Same holds true for marriages. Hopefully you are not spending the majority of your time interacting with your partner’s warrior, but we’ve all been there, and when it gets really ugly, it’s no fun. John Gottman talks about the four horsemen of the relationship apocalypse and one of them is “contempt.” When the conflict gets to the point that you genuinely begin to feel contempt for your partner, it’s time to get help.
I enjoy helping clients explore the parts of them that get in the way of harmonious relationships, the parts that bring more conflict into their lives than they need or want. Sometimes what lies beneath the fightin’ mad part of us is a very interesting part — a creator or a fool or an innocent — who wants to enjoy life or work at something more important. But with the warrior always being in conflict, these other archetypes don’t get the time and attention that they deserve.
New Roots Providence sent over a press release about some new grants available for non-profits in Rhode Island.
New Roots Providence Announces Funding Opportunity:
Organization to Provide Capacity Building Grants for Nonprofit Organizations Focused on Workforce Development or Access to Federal or State Benefits
Today, New Roots Providence announced the release of its 2011 Request for Proposals, for Capacity Building grants for organizations or collaborations carrying out Workforce Development or those helping, or preparing to help Rhode Islanders with Access to Federal or State Benefits. New Roots Providence provides grants, technical assistance, and training to Rhode Island nonprofits and community and faith-based organizations to help improve the quality of life for all Rhode Islanders. Information about the program is available at www.newrootsprovidence.org.
New Roots Director Marti Rosenberg stated, “New Roots’ 2011 Grant Program is part of the Strengthening Communities Fund – a project funded with American Recovery and Reinvestment Act dollars aimed at sparking economic recovery. Therefore, eligible Rhode Island nonprofits must have a meaningful workforce development program in existence now, and/or must be providing, or plan to provide Rhode Islanders with assistance in increasing their income or accessing federal benefits.”
These workforce development or access to benefits programs should focus on helping low-income individuals secure and retain employment, earn higher wages, obtain better-quality jobs, and gain greater access to state and Federal benefits or tax credits, including Recovery Act benefits. Examples of such programs are adult education institutions, workforce training organizations, or faith-based or community groups that assist people in applying for benefits like food stamps or RIte Care.
Rosenberg continued, “New Roots funds capacity building for non-profit organizations. That means that we help organizations become stronger in areas such as Leadership or Organization Development, Revenue Development, or Technology.” New Roots does not fund general operating or program costs.
Community organizations and faith-based organizations which have secular programs and which serve or work with people living anywhere in Rhode Island are encouraged to apply.
New Roots will be holding Information Sessions throughout January where organizations can learn more about the grant program’s other requirements. See the New Roots website for more information and for Information Sessions dates and locations (www.newrootsprovidence.org).

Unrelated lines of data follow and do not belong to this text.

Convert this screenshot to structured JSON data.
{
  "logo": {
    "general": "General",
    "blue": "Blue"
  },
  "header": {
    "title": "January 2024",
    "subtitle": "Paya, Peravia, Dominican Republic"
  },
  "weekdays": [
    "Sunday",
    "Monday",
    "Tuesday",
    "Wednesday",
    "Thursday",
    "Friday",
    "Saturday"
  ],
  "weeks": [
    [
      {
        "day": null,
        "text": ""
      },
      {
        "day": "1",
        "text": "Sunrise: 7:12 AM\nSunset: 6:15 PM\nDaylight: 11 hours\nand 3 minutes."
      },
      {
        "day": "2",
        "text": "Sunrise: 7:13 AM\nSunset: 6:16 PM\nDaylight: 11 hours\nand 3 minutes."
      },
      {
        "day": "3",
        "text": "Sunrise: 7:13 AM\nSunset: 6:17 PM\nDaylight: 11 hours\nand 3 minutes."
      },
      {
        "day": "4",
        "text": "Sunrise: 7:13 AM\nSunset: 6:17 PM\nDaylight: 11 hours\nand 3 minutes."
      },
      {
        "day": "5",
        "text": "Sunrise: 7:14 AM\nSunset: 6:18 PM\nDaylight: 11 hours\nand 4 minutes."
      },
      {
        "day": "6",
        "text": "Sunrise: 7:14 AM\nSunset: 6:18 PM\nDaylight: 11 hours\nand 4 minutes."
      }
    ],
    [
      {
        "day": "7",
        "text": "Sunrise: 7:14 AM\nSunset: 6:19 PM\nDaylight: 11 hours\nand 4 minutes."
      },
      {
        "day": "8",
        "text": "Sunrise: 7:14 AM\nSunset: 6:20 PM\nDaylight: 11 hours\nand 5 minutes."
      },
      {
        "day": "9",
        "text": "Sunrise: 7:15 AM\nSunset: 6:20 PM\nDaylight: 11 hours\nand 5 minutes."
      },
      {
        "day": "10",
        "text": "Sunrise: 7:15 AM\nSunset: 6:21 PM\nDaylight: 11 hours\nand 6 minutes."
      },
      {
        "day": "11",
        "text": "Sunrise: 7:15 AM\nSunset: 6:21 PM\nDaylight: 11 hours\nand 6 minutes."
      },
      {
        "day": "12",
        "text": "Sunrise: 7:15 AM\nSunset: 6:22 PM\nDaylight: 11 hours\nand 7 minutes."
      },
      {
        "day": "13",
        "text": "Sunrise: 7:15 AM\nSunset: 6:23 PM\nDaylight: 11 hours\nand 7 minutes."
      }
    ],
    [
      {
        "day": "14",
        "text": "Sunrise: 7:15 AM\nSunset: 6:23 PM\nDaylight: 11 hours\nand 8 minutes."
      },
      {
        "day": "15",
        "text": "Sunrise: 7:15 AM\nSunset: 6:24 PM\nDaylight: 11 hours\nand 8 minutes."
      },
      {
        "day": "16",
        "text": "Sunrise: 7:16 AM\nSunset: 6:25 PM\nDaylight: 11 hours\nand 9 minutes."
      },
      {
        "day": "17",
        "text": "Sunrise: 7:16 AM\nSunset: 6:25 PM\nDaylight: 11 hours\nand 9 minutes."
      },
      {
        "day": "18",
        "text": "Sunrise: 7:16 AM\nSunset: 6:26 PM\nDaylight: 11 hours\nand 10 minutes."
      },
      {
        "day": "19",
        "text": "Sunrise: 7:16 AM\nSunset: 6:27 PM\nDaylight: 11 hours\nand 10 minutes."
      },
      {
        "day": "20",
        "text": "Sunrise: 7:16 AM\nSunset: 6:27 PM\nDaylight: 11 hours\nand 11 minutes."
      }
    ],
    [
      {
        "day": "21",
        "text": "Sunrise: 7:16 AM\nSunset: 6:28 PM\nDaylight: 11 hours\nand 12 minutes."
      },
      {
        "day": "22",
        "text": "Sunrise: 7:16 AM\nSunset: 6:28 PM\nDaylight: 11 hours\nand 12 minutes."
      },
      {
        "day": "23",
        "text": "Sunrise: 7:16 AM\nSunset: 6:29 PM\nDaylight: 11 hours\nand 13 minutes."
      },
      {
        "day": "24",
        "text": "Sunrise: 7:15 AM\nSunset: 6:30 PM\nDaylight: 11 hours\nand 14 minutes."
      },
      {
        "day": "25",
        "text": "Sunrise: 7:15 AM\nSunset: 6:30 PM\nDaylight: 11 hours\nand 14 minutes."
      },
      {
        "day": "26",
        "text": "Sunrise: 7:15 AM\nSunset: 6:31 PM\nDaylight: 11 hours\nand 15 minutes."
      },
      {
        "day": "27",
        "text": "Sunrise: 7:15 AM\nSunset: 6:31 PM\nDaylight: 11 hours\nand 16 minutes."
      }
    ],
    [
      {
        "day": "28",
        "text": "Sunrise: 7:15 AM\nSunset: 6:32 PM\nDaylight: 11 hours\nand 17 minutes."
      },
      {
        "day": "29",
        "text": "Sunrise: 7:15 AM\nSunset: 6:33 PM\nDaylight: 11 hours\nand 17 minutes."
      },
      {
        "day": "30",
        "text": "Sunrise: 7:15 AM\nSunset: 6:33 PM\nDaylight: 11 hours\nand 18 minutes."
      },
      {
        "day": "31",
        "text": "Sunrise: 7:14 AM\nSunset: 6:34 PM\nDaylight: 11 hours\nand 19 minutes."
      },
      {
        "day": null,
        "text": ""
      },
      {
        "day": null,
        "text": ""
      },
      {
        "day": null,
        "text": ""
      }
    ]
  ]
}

This past year, New Roots provided funding for technical equipment for the Rhode Island Center for Law and Public Policy (riclapp.org), and being that I am RICLAPP’s treasurer, I am particularly grateful for their assistance.